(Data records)
***

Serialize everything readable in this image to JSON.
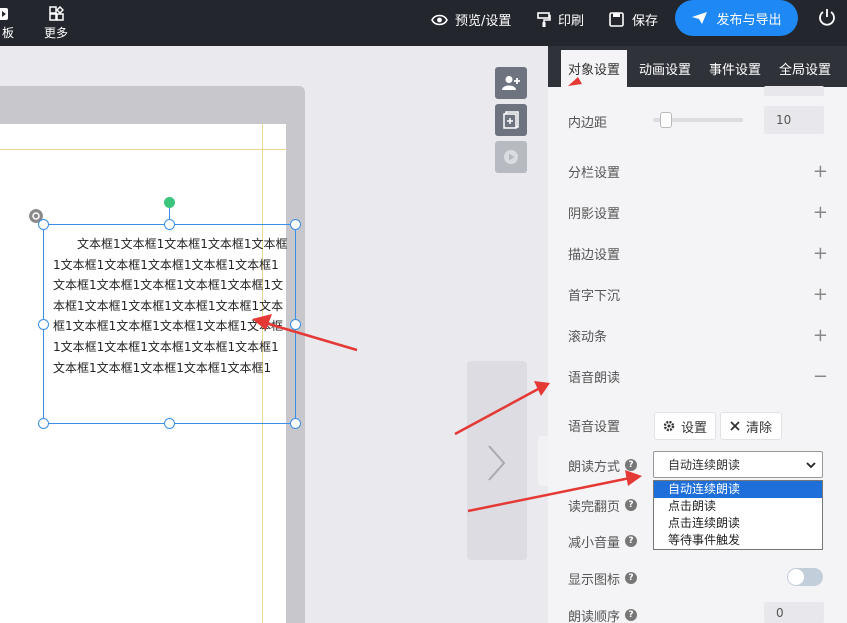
{
  "topbar": {
    "left_items": [
      {
        "label": "板",
        "icon": "template-icon"
      },
      {
        "label": "更多",
        "icon": "more-icon"
      }
    ],
    "preview_label": "预览/设置",
    "print_label": "印刷",
    "save_label": "保存",
    "publish_label": "发布与导出"
  },
  "textbox": {
    "content": "文本框1文本框1文本框1文本框1文本框1文本框1文本框1文本框1文本框1文本框1文本框1文本框1文本框1文本框1文本框1文本框1文本框1文本框1文本框1文本框1文本框1文本框1文本框1文本框1文本框1文本框1文本框1文本框1文本框1文本框1文本框1文本框1文本框1文本框1文本框1文本框1"
  },
  "panel": {
    "tabs": [
      "对象设置",
      "动画设置",
      "事件设置",
      "全局设置"
    ],
    "active_tab": "对象设置",
    "padding_label": "内边距",
    "padding_value": "10",
    "sections": [
      "分栏设置",
      "阴影设置",
      "描边设置",
      "首字下沉",
      "滚动条",
      "语音朗读"
    ],
    "voice": {
      "voice_settings_label": "语音设置",
      "settings_btn": "设置",
      "clear_btn": "清除",
      "read_mode_label": "朗读方式",
      "read_mode_value": "自动连续朗读",
      "read_mode_options": [
        "自动连续朗读",
        "点击朗读",
        "点击连续朗读",
        "等待事件触发"
      ],
      "turn_page_label": "读完翻页",
      "lower_volume_label": "减小音量",
      "show_icon_label": "显示图标",
      "read_order_label": "朗读顺序",
      "read_order_value": "0"
    }
  },
  "colors": {
    "accent": "#1e88f5",
    "annotation": "#e53935"
  }
}
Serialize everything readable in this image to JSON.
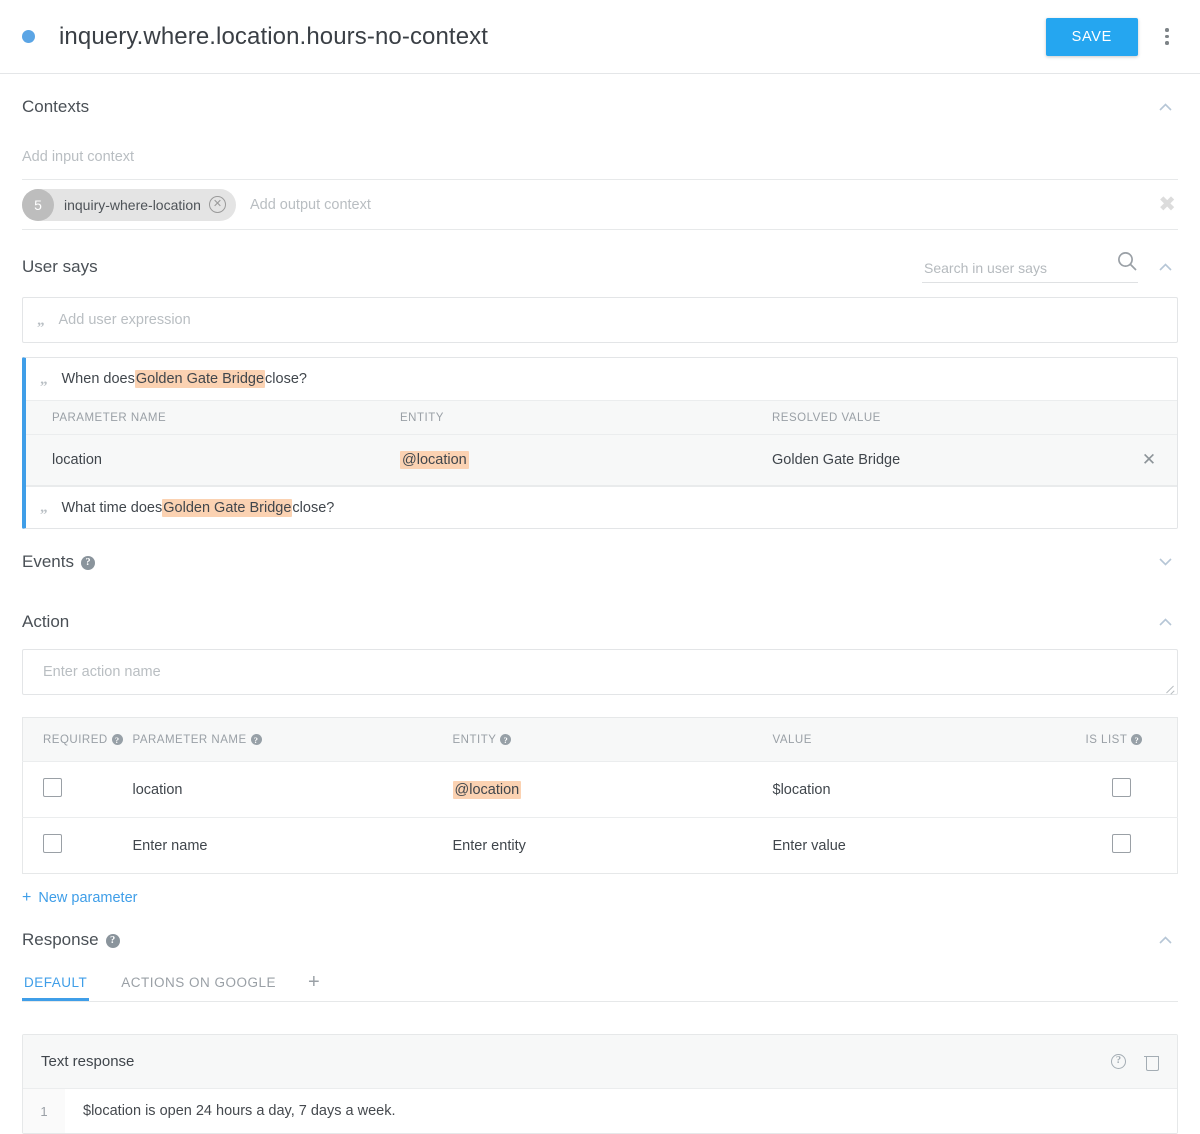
{
  "header": {
    "status_dot": "active-dot",
    "title": "inquery.where.location.hours-no-context",
    "save_label": "SAVE",
    "menu_icon": "more-vert-icon"
  },
  "contexts": {
    "title": "Contexts",
    "input_placeholder": "Add input context",
    "output_placeholder": "Add output context",
    "output_chip": {
      "lifespan": "5",
      "name": "inquiry-where-location",
      "remove_icon": "close-circle-icon"
    },
    "clear_icon": "close-icon",
    "collapse_icon": "chevron-up-icon"
  },
  "user_says": {
    "title": "User says",
    "search_placeholder": "Search in user says",
    "search_value": "",
    "search_icon": "search-icon",
    "collapse_icon": "chevron-up-icon",
    "add_expression_placeholder": "Add user expression",
    "quote_icon": "quote-icon",
    "expressions": [
      {
        "prefix": "When does ",
        "highlight": "Golden Gate Bridge",
        "suffix": " close?"
      },
      {
        "prefix": "What time does ",
        "highlight": "Golden Gate Bridge",
        "suffix": " close?"
      }
    ],
    "param_table": {
      "headers": [
        "PARAMETER NAME",
        "ENTITY",
        "RESOLVED VALUE"
      ],
      "rows": [
        {
          "parameter_name": "location",
          "entity": "@location",
          "resolved_value": "Golden Gate Bridge",
          "remove_icon": "close-icon"
        }
      ]
    }
  },
  "events": {
    "title": "Events",
    "help_icon": "help-icon",
    "expand_icon": "chevron-down-icon"
  },
  "action": {
    "title": "Action",
    "collapse_icon": "chevron-up-icon",
    "name_placeholder": "Enter action name",
    "name_value": "",
    "resize_icon": "resize-grip-icon",
    "headers": [
      {
        "label": "REQUIRED",
        "help": true
      },
      {
        "label": "PARAMETER NAME",
        "help": true
      },
      {
        "label": "ENTITY",
        "help": true
      },
      {
        "label": "VALUE",
        "help": false
      },
      {
        "label": "IS LIST",
        "help": true
      }
    ],
    "rows": [
      {
        "required_checked": false,
        "parameter_name": "location",
        "entity": "@location",
        "value": "$location",
        "is_list_checked": false,
        "is_placeholder": false
      },
      {
        "required_checked": false,
        "parameter_name": "Enter name",
        "entity": "Enter entity",
        "value": "Enter value",
        "is_list_checked": false,
        "is_placeholder": true
      }
    ],
    "new_parameter_label": "New parameter",
    "new_parameter_icon": "plus-icon"
  },
  "response": {
    "title": "Response",
    "help_icon": "help-icon",
    "collapse_icon": "chevron-up-icon",
    "tabs": [
      {
        "label": "DEFAULT",
        "active": true
      },
      {
        "label": "ACTIONS ON GOOGLE",
        "active": false
      }
    ],
    "add_tab_icon": "plus-icon",
    "text_response": {
      "title": "Text response",
      "help_icon": "help-circle-outline-icon",
      "delete_icon": "trash-icon",
      "rows": [
        {
          "number": "1",
          "text": "$location is open 24 hours a day, 7 days a week."
        }
      ]
    }
  },
  "colors": {
    "accent_blue": "#3f9ee8",
    "save_blue": "#25a6f0",
    "entity_highlight": "#fbd2b2",
    "muted_text": "#9aa0a6"
  }
}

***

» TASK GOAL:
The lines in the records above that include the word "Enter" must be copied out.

» EXPECTED OUTPUT:
    "name_placeholder": "Enter action name",
        "parameter_name": "Enter name",
        "entity": "Enter entity",
        "value": "Enter value",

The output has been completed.